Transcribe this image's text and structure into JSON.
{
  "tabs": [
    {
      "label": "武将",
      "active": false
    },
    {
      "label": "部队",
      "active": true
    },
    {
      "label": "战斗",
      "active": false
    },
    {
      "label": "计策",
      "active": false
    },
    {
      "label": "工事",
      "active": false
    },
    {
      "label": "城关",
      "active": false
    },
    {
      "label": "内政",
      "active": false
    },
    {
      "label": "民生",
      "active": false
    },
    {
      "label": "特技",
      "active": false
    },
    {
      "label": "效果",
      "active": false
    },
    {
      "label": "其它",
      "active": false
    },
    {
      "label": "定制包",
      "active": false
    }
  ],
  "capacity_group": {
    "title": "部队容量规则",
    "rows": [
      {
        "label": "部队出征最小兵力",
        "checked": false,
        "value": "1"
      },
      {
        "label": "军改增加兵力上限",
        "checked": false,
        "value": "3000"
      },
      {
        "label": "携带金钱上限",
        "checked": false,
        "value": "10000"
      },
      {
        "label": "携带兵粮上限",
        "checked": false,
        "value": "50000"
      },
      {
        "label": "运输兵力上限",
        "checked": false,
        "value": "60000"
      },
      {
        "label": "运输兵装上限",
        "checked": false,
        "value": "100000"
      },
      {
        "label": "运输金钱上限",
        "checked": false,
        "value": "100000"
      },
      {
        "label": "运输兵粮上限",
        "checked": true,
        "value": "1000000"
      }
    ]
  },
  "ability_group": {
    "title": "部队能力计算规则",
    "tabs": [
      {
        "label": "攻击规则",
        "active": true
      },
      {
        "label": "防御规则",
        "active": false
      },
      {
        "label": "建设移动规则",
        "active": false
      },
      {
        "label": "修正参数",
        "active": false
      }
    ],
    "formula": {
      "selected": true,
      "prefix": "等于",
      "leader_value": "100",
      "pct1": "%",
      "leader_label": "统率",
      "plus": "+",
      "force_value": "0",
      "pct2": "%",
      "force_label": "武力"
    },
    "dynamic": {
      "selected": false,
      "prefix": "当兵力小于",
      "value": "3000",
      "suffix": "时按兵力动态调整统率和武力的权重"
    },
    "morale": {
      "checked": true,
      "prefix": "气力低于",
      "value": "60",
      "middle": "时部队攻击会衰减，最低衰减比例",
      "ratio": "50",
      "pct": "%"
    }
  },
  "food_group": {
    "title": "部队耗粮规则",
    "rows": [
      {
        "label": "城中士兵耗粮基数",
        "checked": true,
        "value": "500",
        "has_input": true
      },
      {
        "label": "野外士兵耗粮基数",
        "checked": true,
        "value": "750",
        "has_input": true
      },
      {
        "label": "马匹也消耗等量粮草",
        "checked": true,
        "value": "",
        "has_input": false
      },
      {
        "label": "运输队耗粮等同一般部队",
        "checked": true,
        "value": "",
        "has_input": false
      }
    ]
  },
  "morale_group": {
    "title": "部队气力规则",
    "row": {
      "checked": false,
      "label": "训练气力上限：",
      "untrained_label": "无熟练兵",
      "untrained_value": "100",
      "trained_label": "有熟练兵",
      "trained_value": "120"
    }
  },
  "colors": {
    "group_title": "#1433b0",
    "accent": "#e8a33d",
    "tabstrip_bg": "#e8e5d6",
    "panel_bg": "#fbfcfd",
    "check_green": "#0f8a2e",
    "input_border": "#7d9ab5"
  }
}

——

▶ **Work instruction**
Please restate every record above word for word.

▶ **Output for this task**
Transcribe this image's text and structure into JSON.
{
  "tabs": [
    {
      "label": "武将",
      "active": false
    },
    {
      "label": "部队",
      "active": true
    },
    {
      "label": "战斗",
      "active": false
    },
    {
      "label": "计策",
      "active": false
    },
    {
      "label": "工事",
      "active": false
    },
    {
      "label": "城关",
      "active": false
    },
    {
      "label": "内政",
      "active": false
    },
    {
      "label": "民生",
      "active": false
    },
    {
      "label": "特技",
      "active": false
    },
    {
      "label": "效果",
      "active": false
    },
    {
      "label": "其它",
      "active": false
    },
    {
      "label": "定制包",
      "active": false
    }
  ],
  "capacity_group": {
    "title": "部队容量规则",
    "rows": [
      {
        "label": "部队出征最小兵力",
        "checked": false,
        "value": "1"
      },
      {
        "label": "军改增加兵力上限",
        "checked": false,
        "value": "3000"
      },
      {
        "label": "携带金钱上限",
        "checked": false,
        "value": "10000"
      },
      {
        "label": "携带兵粮上限",
        "checked": false,
        "value": "50000"
      },
      {
        "label": "运输兵力上限",
        "checked": false,
        "value": "60000"
      },
      {
        "label": "运输兵装上限",
        "checked": false,
        "value": "100000"
      },
      {
        "label": "运输金钱上限",
        "checked": false,
        "value": "100000"
      },
      {
        "label": "运输兵粮上限",
        "checked": true,
        "value": "1000000"
      }
    ]
  },
  "ability_group": {
    "title": "部队能力计算规则",
    "tabs": [
      {
        "label": "攻击规则",
        "active": true
      },
      {
        "label": "防御规则",
        "active": false
      },
      {
        "label": "建设移动规则",
        "active": false
      },
      {
        "label": "修正参数",
        "active": false
      }
    ],
    "formula": {
      "selected": true,
      "prefix": "等于",
      "leader_value": "100",
      "pct1": "%",
      "leader_label": "统率",
      "plus": "+",
      "force_value": "0",
      "pct2": "%",
      "force_label": "武力"
    },
    "dynamic": {
      "selected": false,
      "prefix": "当兵力小于",
      "value": "3000",
      "suffix": "时按兵力动态调整统率和武力的权重"
    },
    "morale": {
      "checked": true,
      "prefix": "气力低于",
      "value": "60",
      "middle": "时部队攻击会衰减，最低衰减比例",
      "ratio": "50",
      "pct": "%"
    }
  },
  "food_group": {
    "title": "部队耗粮规则",
    "rows": [
      {
        "label": "城中士兵耗粮基数",
        "checked": true,
        "value": "500",
        "has_input": true
      },
      {
        "label": "野外士兵耗粮基数",
        "checked": true,
        "value": "750",
        "has_input": true
      },
      {
        "label": "马匹也消耗等量粮草",
        "checked": true,
        "value": "",
        "has_input": false
      },
      {
        "label": "运输队耗粮等同一般部队",
        "checked": true,
        "value": "",
        "has_input": false
      }
    ]
  },
  "morale_group": {
    "title": "部队气力规则",
    "row": {
      "checked": false,
      "label": "训练气力上限：",
      "untrained_label": "无熟练兵",
      "untrained_value": "100",
      "trained_label": "有熟练兵",
      "trained_value": "120"
    }
  },
  "colors": {
    "group_title": "#1433b0",
    "accent": "#e8a33d",
    "tabstrip_bg": "#e8e5d6",
    "panel_bg": "#fbfcfd",
    "check_green": "#0f8a2e",
    "input_border": "#7d9ab5"
  }
}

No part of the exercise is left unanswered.